Methods: Body composition and metabolic and mechanical energy costs of walking at 1.25 m·s−1 were assessed in 16 obese adolescents before and after a weight loss. Center of mass (COM) and foot accelerations were measured using two inertial sensors and integrated twice to determine COM and foot velocities and displacements. Potential and kinetic energy fluctuations of the COM and the external mechanical work were calculated. Lateral leg swing was calculated from foot displacements.

Results: As expected, the decrease in net metabolic cost was greater, which would have been expected on the basis of the amount of weight loss. The smaller lateral leg swing after weight loss did not explain part of the decrease in net metabolic cost. The reduced body mass required less leg muscle work to raise and accelerate the COM as well as to support body weight. The decrease in body mass seems also associated with a lesser leg muscle work required to raise the COM because of smaller vertical motions. As a result of the inverted pendulum mechanism, the decrease in vertical motions (hence in potential energy fluctuations) was probably related to the decrease in mediolateral kinetic energy fluctuations. Moreover, the lesser amount of fat mass in the gynoid region seems related to the decrease in net metabolic cost of walking.

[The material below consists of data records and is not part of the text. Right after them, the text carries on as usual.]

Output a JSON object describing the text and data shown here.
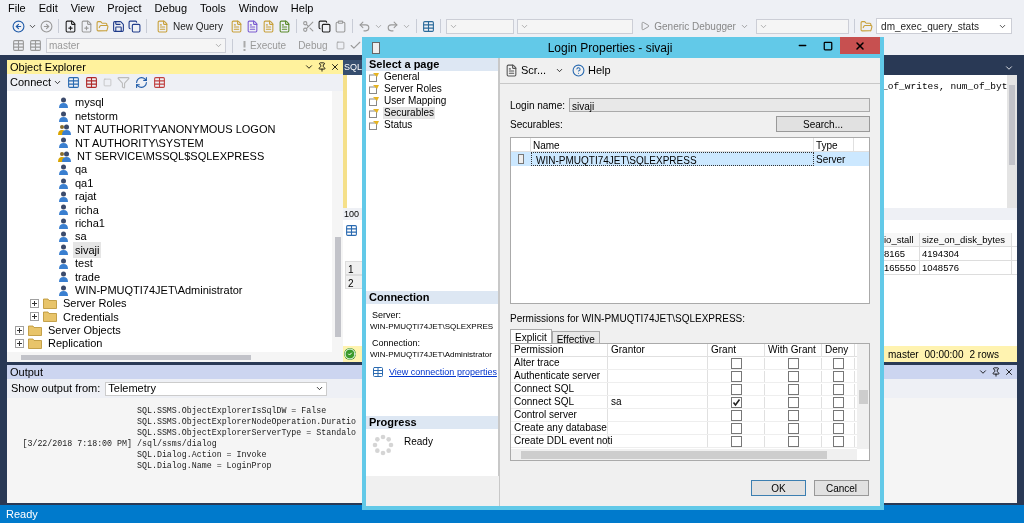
{
  "menu": [
    "File",
    "Edit",
    "View",
    "Project",
    "Debug",
    "Tools",
    "Window",
    "Help"
  ],
  "toolbar": {
    "new_query": "New Query",
    "debugger": "Generic Debugger",
    "query_name": "dm_exec_query_stats",
    "database": "master",
    "execute": "Execute",
    "debug": "Debug"
  },
  "object_explorer": {
    "title": "Object Explorer",
    "connect": "Connect",
    "tree": [
      {
        "children": [
          {
            "children": [
              {
                "label": "mysql",
                "kind": "user",
                "selected": false
              },
              {
                "label": "netstorm",
                "kind": "user",
                "selected": false
              },
              {
                "label": "NT AUTHORITY\\ANONYMOUS LOGON",
                "kind": "group",
                "selected": false
              },
              {
                "label": "NT AUTHORITY\\SYSTEM",
                "kind": "user",
                "selected": false
              },
              {
                "label": "NT SERVICE\\MSSQL$SQLEXPRESS",
                "kind": "group",
                "selected": false
              },
              {
                "label": "qa",
                "kind": "user",
                "selected": false
              },
              {
                "label": "qa1",
                "kind": "user",
                "selected": false
              },
              {
                "label": "rajat",
                "kind": "user",
                "selected": false
              },
              {
                "label": "richa",
                "kind": "user",
                "selected": false
              },
              {
                "label": "richa1",
                "kind": "user",
                "selected": false
              },
              {
                "label": "sa",
                "kind": "user",
                "selected": false
              },
              {
                "label": "sivaji",
                "kind": "user",
                "selected": true
              },
              {
                "label": "test",
                "kind": "user",
                "selected": false
              },
              {
                "label": "trade",
                "kind": "user",
                "selected": false
              },
              {
                "label": "WIN-PMUQTI74JET\\Administrator",
                "kind": "user",
                "selected": false
              }
            ]
          },
          {
            "label": "Server Roles",
            "kind": "folder",
            "expanded": false
          },
          {
            "label": "Credentials",
            "kind": "folder",
            "expanded": false
          }
        ]
      },
      {
        "label": "Server Objects",
        "kind": "folder",
        "expanded": false
      },
      {
        "label": "Replication",
        "kind": "folder",
        "expanded": false
      }
    ]
  },
  "query_window": {
    "tab": "SQL",
    "zoom": "100",
    "code": "_of_writes, num_of_byt",
    "columns": [
      "io_stall",
      "size_on_disk_bytes"
    ],
    "rows": [
      {
        "number": "1",
        "cells": [
          "8165",
          "4194304"
        ]
      },
      {
        "number": "2",
        "cells": [
          "165550",
          "1048576"
        ]
      }
    ],
    "status": {
      "database": "master",
      "elapsed": "00:00:00",
      "rows": "2 rows"
    }
  },
  "output": {
    "title": "Output",
    "source_label": "Show output from:",
    "source": "Telemetry",
    "lines": [
      {
        "text": "SQL.SSMS.ObjectExplorerIsSqlDW = False"
      },
      {
        "text": "SQL.SSMS.ObjectExplorerNodeOperation.Duratio"
      },
      {
        "text": "SQL.SSMS.ObjectExplorerServerType = Standalo"
      },
      {
        "time": "[3/22/2018 7:18:00 PM]",
        "text": "/sql/ssms/dialog"
      },
      {
        "text": "SQL.Dialog.Action = Invoke"
      },
      {
        "text": "SQL.Dialog.Name = LoginProp"
      }
    ]
  },
  "status_bar": "Ready",
  "dialog": {
    "title": "Login Properties - sivaji",
    "select_page_title": "Select a page",
    "pages": [
      {
        "label": "General",
        "selected": false
      },
      {
        "label": "Server Roles",
        "selected": false
      },
      {
        "label": "User Mapping",
        "selected": false
      },
      {
        "label": "Securables",
        "selected": true
      },
      {
        "label": "Status",
        "selected": false
      }
    ],
    "connection": {
      "title": "Connection",
      "server_label": "Server:",
      "server": "WIN-PMUQTI74JET\\SQLEXPRES",
      "connection_label": "Connection:",
      "connection": "WIN-PMUQTI74JET\\Administrator",
      "link": "View connection properties"
    },
    "progress": {
      "title": "Progress",
      "status": "Ready"
    },
    "toolbar": {
      "script": "Scr...",
      "help": "Help"
    },
    "login_name_label": "Login name:",
    "login_name": "sivaji",
    "securables_label": "Securables:",
    "search_button": "Search...",
    "securables": {
      "columns": [
        "Name",
        "Type"
      ],
      "rows": [
        {
          "name": "WIN-PMUQTI74JET\\SQLEXPRESS",
          "type": "Server",
          "selected": true
        }
      ]
    },
    "permissions_label": "Permissions for WIN-PMUQTI74JET\\SQLEXPRESS:",
    "tabs": [
      {
        "label": "Explicit",
        "selected": true
      },
      {
        "label": "Effective",
        "selected": false
      }
    ],
    "permissions": {
      "columns": [
        "Permission",
        "Grantor",
        "Grant",
        "With Grant",
        "Deny"
      ],
      "rows": [
        {
          "permission": "Alter trace",
          "grant": false,
          "with_grant": false,
          "deny": false
        },
        {
          "permission": "Authenticate server",
          "grant": false,
          "with_grant": false,
          "deny": false
        },
        {
          "permission": "Connect SQL",
          "grant": false,
          "with_grant": false,
          "deny": false
        },
        {
          "permission": "Connect SQL",
          "grantor": "sa",
          "grant": true,
          "with_grant": false,
          "deny": false
        },
        {
          "permission": "Control server",
          "grant": false,
          "with_grant": false,
          "deny": false
        },
        {
          "permission": "Create any database",
          "grant": false,
          "with_grant": false,
          "deny": false
        },
        {
          "permission": "Create DDL event noti",
          "grant": false,
          "with_grant": false,
          "deny": false
        }
      ]
    },
    "buttons": [
      "OK",
      "Cancel"
    ]
  }
}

Conclusions: The reduction in net metabolic cost of walking after weight loss in weight-reduced adolescents is associated with changes in the biomechanical parameters of walking.

1Laboratory of Exercise Physiology, University of Lyon, Saint-Etienne, FRANCE; 2Laboratory of Exercise Biology (BAPS), Blaise Pascal University, Clermont-Ferrand, FRANCE; and 3Centre Médical Infantile (CMI), Romagnat, FRANCE

Address for correspondence: Nicolas Peyrot, Ph.D., Laboratoire de Physiologie del'Exercice, Médecine du Sport-Myologie, CHU Bellevue, 42055 Saint-Etienne Cedex 02, France; E-mail:

Submitted for publication October 2009.

Accepted for publication February 2010.

©2010The American College of Sports Medicine